The driving stays true to its more arcade-inspired lineage in World, a sensible decision considering the game is meant to be playable on a keyboard. Accessibility is a key aspect of the experience, with most moderately powered laptops able to join in. According to EA, all that's necessary to play is a computer equipped with a 2.0 GHz processor, 2GB of RAM and a 512MB graphics card. While capable of running off of relatively weak hardware specs, Need for Speed World is still no FarmVille, but its experience is certainly far more visually compelling than any mere web app.

Perhaps the most accessible aspect of World is its price. Like Free Realms and other MMO games on the market, Need for Speed World takes advantage of the "freemium" model, with a zero cost entry to play. Real money can be used to purchase rental cars, like an upgraded Porsche. There will be ways to purchase improved skills and vehicles, bypassing the free alternative: grinding. Should you prefer not to open up your wallet, you'll be able to progress through World by participating in both single-player and multiplayer races.
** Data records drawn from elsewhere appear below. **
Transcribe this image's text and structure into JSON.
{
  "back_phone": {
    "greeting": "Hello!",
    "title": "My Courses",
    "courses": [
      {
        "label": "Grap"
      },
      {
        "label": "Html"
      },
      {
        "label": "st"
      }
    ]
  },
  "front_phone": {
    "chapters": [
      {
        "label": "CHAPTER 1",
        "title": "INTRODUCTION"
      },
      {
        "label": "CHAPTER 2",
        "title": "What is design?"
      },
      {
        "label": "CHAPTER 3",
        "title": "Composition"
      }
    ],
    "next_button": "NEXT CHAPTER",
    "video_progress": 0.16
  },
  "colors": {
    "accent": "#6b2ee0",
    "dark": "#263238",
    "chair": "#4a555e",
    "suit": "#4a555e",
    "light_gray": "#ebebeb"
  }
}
It's easy to imagine both casual and hardcore racing fans drawn into the experience EA is developing in Need for Speed World. And with no cost to play, it seems foolish not to give it a try. EA is developing a fully-featured arcade racing game with one of the most ambitious online capabilities ever -- and isn't charging for it. That certainly sounds like a win for the gamer, especially when you consider the ambitious plans for expanding the world.

New areas will be introduced to the game every few months, increasing the playable world with each major update. Not only will there be new places to drive in, but there will be new ways to drive. For example, Need for Speed World will eventually feature a series staple: cop cars.
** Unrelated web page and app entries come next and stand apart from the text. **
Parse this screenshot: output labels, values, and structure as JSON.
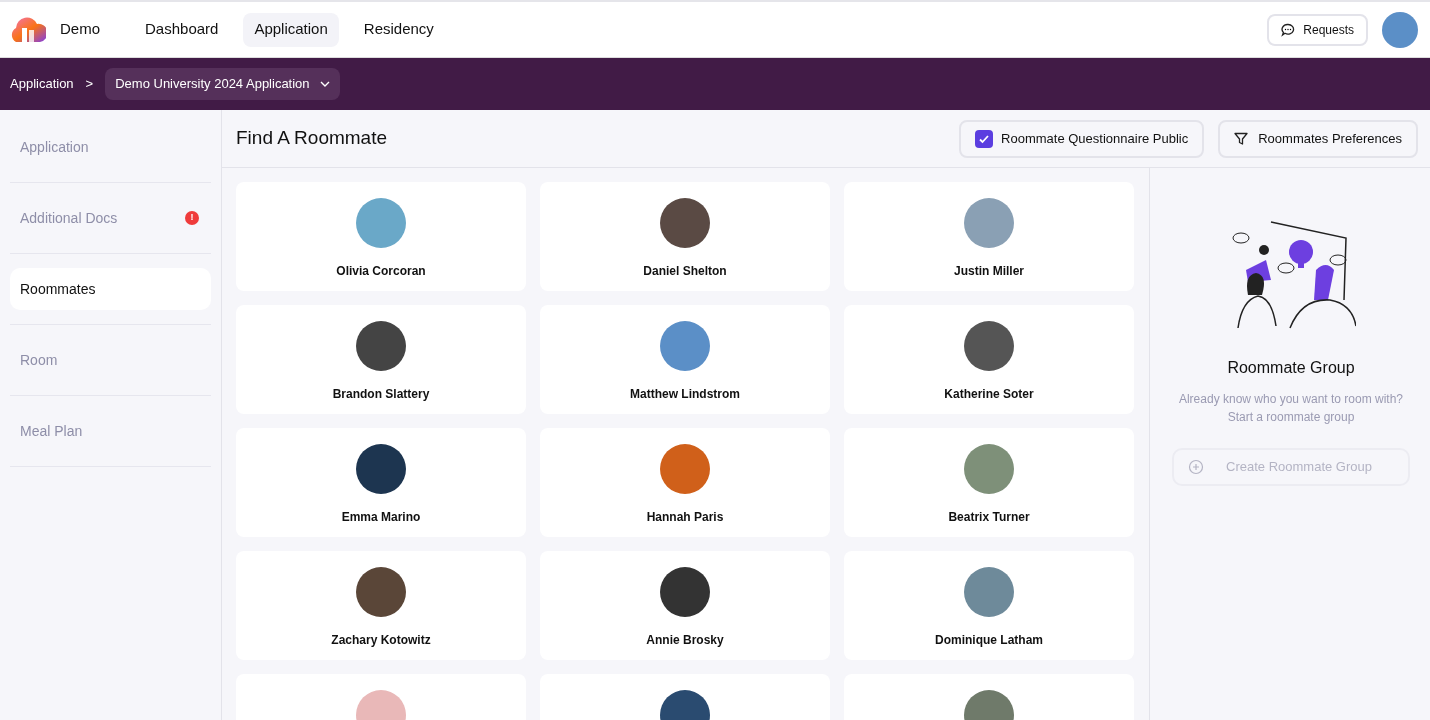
{
  "nav": {
    "brand": "Demo",
    "tabs": [
      {
        "label": "Dashboard",
        "selected": false
      },
      {
        "label": "Application",
        "selected": true
      },
      {
        "label": "Residency",
        "selected": false
      }
    ],
    "requests_button": "Requests"
  },
  "breadcrumb": {
    "root": "Application",
    "separator": ">",
    "current": "Demo University 2024 Application"
  },
  "sidebar": {
    "items": [
      {
        "label": "Application",
        "selected": false,
        "alert": false
      },
      {
        "label": "Additional Docs",
        "selected": false,
        "alert": true,
        "alert_text": "!"
      },
      {
        "label": "Roommates",
        "selected": true,
        "alert": false
      },
      {
        "label": "Room",
        "selected": false,
        "alert": false
      },
      {
        "label": "Meal Plan",
        "selected": false,
        "alert": false
      }
    ]
  },
  "header": {
    "title": "Find A Roommate",
    "public_checkbox": {
      "label": "Roommate Questionnaire Public",
      "checked": true
    },
    "preferences_button": "Roommates Preferences"
  },
  "roommates": [
    {
      "name": "Olivia Corcoran",
      "photo": true
    },
    {
      "name": "Daniel Shelton",
      "photo": true
    },
    {
      "name": "Justin Miller",
      "photo": true
    },
    {
      "name": "Brandon Slattery",
      "photo": true
    },
    {
      "name": "Matthew Lindstrom",
      "photo": true
    },
    {
      "name": "Katherine Soter",
      "photo": true
    },
    {
      "name": "Emma Marino",
      "photo": true
    },
    {
      "name": "Hannah Paris",
      "photo": true
    },
    {
      "name": "Beatrix Turner",
      "photo": true
    },
    {
      "name": "Zachary Kotowitz",
      "photo": true
    },
    {
      "name": "Annie Brosky",
      "photo": true
    },
    {
      "name": "Dominique Latham",
      "photo": true
    },
    {
      "photo": true
    },
    {
      "photo": true
    },
    {
      "photo": true
    }
  ],
  "group_panel": {
    "title": "Roommate Group",
    "description": "Already know who you want to room with? Start a roommate group",
    "create_button": {
      "label": "Create Roommate Group",
      "disabled": true
    }
  }
}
We'd love to see the ever-evolving playground of Need for Speed World to find its way to consoles, but we were told that it is "definitely not coming to consoles." By providing a strictly online-only game, EA believes there are "zero gates" to playing from anywhere. Like I said earlier, World is without a doubt the most ambitious project to fall under the Need for Speed banner, and open beta testers will be able to give it a test drive beginning today.
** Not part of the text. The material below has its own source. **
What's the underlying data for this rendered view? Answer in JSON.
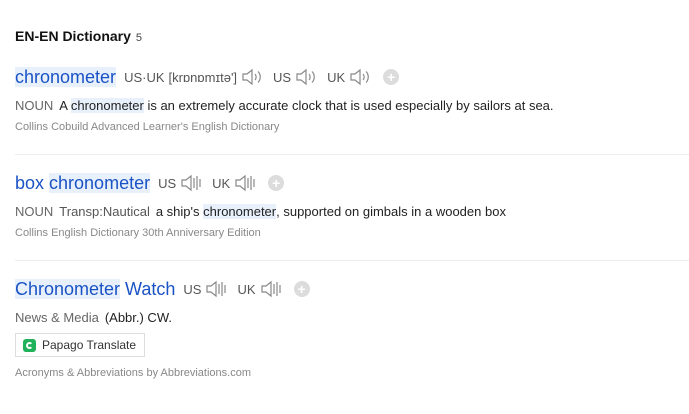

To enroll for your chance to join the Need for Speed World PC open beta, visit world.needforspeed.com. The first release of the game will be available this summer.

This article was originally published on Joystiq.